> _Exercise_
The expected answer is every line from the material below that has the word "this".

(Material for the task Opens)

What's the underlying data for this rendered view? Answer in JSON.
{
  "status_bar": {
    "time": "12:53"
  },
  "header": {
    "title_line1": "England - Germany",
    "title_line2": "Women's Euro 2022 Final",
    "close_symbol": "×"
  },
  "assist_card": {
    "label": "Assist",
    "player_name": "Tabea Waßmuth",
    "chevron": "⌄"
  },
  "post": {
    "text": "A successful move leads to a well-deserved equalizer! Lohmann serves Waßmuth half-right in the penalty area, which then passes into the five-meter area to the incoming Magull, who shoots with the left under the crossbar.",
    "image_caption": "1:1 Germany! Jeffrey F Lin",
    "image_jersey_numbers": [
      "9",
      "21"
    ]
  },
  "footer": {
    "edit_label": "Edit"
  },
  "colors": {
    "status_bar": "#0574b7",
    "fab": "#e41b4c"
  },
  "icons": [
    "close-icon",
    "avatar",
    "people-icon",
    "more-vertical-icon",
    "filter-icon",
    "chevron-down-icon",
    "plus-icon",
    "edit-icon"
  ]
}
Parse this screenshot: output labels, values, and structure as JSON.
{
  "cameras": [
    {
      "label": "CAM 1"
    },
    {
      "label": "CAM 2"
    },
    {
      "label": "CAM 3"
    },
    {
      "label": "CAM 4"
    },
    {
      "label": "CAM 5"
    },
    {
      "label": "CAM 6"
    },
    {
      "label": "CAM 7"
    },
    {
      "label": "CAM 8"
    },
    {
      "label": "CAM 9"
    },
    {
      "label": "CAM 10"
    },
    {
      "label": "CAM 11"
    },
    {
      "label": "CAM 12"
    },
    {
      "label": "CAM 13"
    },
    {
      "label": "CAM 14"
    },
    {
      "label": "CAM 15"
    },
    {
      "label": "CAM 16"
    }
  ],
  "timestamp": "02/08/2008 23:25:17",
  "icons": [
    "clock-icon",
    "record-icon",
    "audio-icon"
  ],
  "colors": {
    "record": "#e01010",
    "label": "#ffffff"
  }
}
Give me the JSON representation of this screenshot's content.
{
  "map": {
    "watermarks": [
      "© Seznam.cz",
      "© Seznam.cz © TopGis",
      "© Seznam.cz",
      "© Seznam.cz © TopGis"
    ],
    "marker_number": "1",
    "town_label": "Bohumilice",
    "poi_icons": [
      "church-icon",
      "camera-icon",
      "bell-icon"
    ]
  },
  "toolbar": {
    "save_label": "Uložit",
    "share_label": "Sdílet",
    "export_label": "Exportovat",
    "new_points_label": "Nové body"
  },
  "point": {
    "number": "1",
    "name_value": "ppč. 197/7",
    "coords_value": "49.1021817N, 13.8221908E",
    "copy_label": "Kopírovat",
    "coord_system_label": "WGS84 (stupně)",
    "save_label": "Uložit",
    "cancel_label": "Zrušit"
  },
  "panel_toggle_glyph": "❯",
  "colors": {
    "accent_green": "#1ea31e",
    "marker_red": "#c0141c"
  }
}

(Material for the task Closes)

> _Solved exercise_
What's the underlying data for this rendered view? Answer in JSON.
Parse this screenshot: output labels, values, and structure as JSON.
Give me the JSON representation of this screenshot's content.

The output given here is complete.